======== DATASET RECORDS ========
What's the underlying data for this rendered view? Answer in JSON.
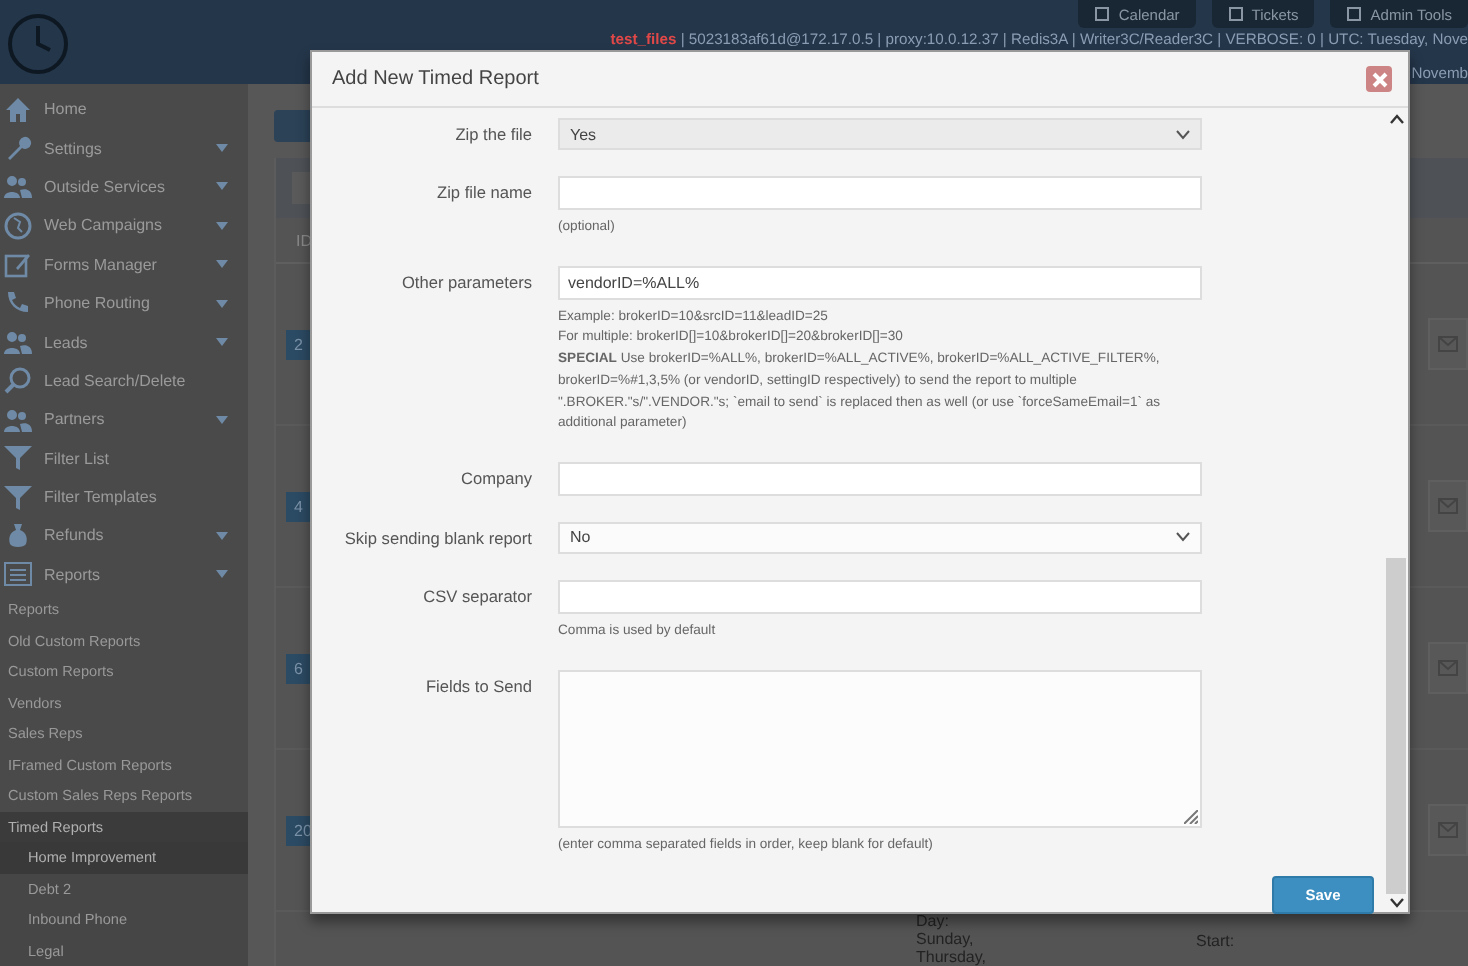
{
  "header": {
    "nav_buttons": [
      {
        "label": "Calendar"
      },
      {
        "label": "Tickets"
      },
      {
        "label": "Admin Tools"
      }
    ],
    "status": {
      "app": "test_files",
      "details": " | 5023183af61d@172.17.0.5 | proxy:10.0.12.37 | Redis3A | Writer3C/Reader3C | VERBOSE: 0 | UTC: Tuesday, Nove",
      "line_2": "Novemb"
    }
  },
  "sidebar": {
    "items": [
      {
        "kind": "menu",
        "label": "Home",
        "caret": false,
        "selected": false
      },
      {
        "kind": "menu",
        "label": "Settings",
        "caret": true,
        "selected": false
      },
      {
        "kind": "menu",
        "label": "Outside Services",
        "caret": true,
        "selected": false
      },
      {
        "kind": "menu",
        "label": "Web Campaigns",
        "caret": true,
        "selected": false
      },
      {
        "kind": "menu",
        "label": "Forms Manager",
        "caret": true,
        "selected": false
      },
      {
        "kind": "menu",
        "label": "Phone Routing",
        "caret": true,
        "selected": false
      },
      {
        "kind": "menu",
        "label": "Leads",
        "caret": true,
        "selected": false
      },
      {
        "kind": "menu",
        "label": "Lead Search/Delete",
        "caret": false,
        "selected": false
      },
      {
        "kind": "menu",
        "label": "Partners",
        "caret": true,
        "selected": false
      },
      {
        "kind": "menu",
        "label": "Filter List",
        "caret": false,
        "selected": false
      },
      {
        "kind": "menu",
        "label": "Filter Templates",
        "caret": false,
        "selected": false
      },
      {
        "kind": "menu",
        "label": "Refunds",
        "caret": true,
        "selected": false
      },
      {
        "kind": "menu",
        "label": "Reports",
        "caret": true,
        "selected": false
      },
      {
        "kind": "sub",
        "label": "Reports",
        "selected": false
      },
      {
        "kind": "sub",
        "label": "Old Custom Reports",
        "selected": false
      },
      {
        "kind": "sub",
        "label": "Custom Reports",
        "selected": false
      },
      {
        "kind": "sub",
        "label": "Vendors",
        "selected": false
      },
      {
        "kind": "sub",
        "label": "Sales Reps",
        "selected": false
      },
      {
        "kind": "sub",
        "label": "IFramed Custom Reports",
        "selected": false
      },
      {
        "kind": "sub",
        "label": "Custom Sales Reps Reports",
        "selected": false
      },
      {
        "kind": "sub",
        "label": "Timed Reports",
        "selected": true,
        "children": [
          {
            "label": "Home Improvement",
            "selected": true
          },
          {
            "label": "Debt 2",
            "selected": false
          },
          {
            "label": "Inbound Phone",
            "selected": false
          },
          {
            "label": "Legal",
            "selected": false
          }
        ]
      }
    ]
  },
  "content": {
    "column_header": "ID",
    "badges": [
      "2",
      "4",
      "6",
      "20"
    ],
    "day_lines": [
      "Day:",
      "Sunday,",
      "Thursday,"
    ],
    "start_label": "Start:"
  },
  "modal": {
    "title": "Add New Timed Report",
    "fields": [
      {
        "kind": "select",
        "label": "Zip the file",
        "value": "Yes",
        "disabled": true
      },
      {
        "kind": "input",
        "label": "Zip file name",
        "help": [
          "(optional)"
        ]
      },
      {
        "kind": "input",
        "label": "Other parameters",
        "value": "vendorID=%ALL%",
        "help": [
          "Example: brokerID=10&srcID=11&leadID=25",
          "For multiple: brokerID[]=10&brokerID[]=20&brokerID[]=30",
          "**SPECIAL** Use brokerID=%ALL%, brokerID=%ALL_ACTIVE%, brokerID=%ALL_ACTIVE_FILTER%, brokerID=%#1,3,5% (or vendorID, settingID respectively) to send the report to multiple \".BROKER.\"s/\".VENDOR.\"s; `email to send` is replaced then as well (or use `forceSameEmail=1` as additional parameter)"
        ]
      },
      {
        "kind": "input",
        "label": "Company"
      },
      {
        "kind": "select",
        "label": "Skip sending blank report",
        "value": "No",
        "disabled": false
      },
      {
        "kind": "input",
        "label": "CSV separator",
        "help": [
          "Comma is used by default"
        ]
      },
      {
        "kind": "textarea",
        "label": "Fields to Send",
        "help": [
          "(enter comma separated fields in order, keep blank for default)"
        ]
      }
    ],
    "save_label": "Save"
  }
}
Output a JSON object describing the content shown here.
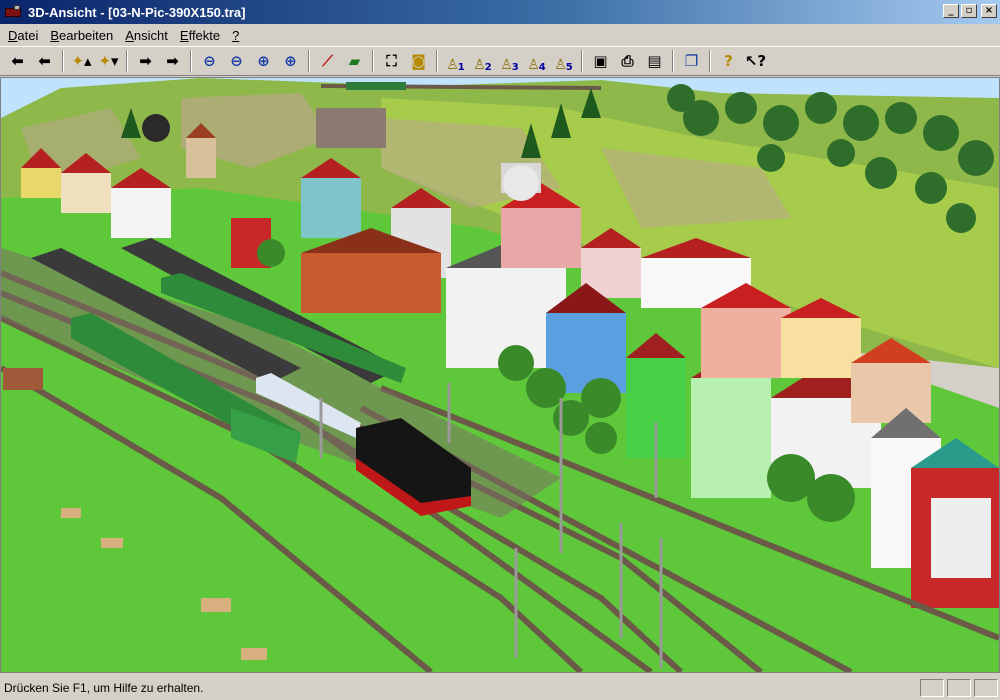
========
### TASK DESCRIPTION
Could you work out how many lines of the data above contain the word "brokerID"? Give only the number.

### OUTPUT BELOW
3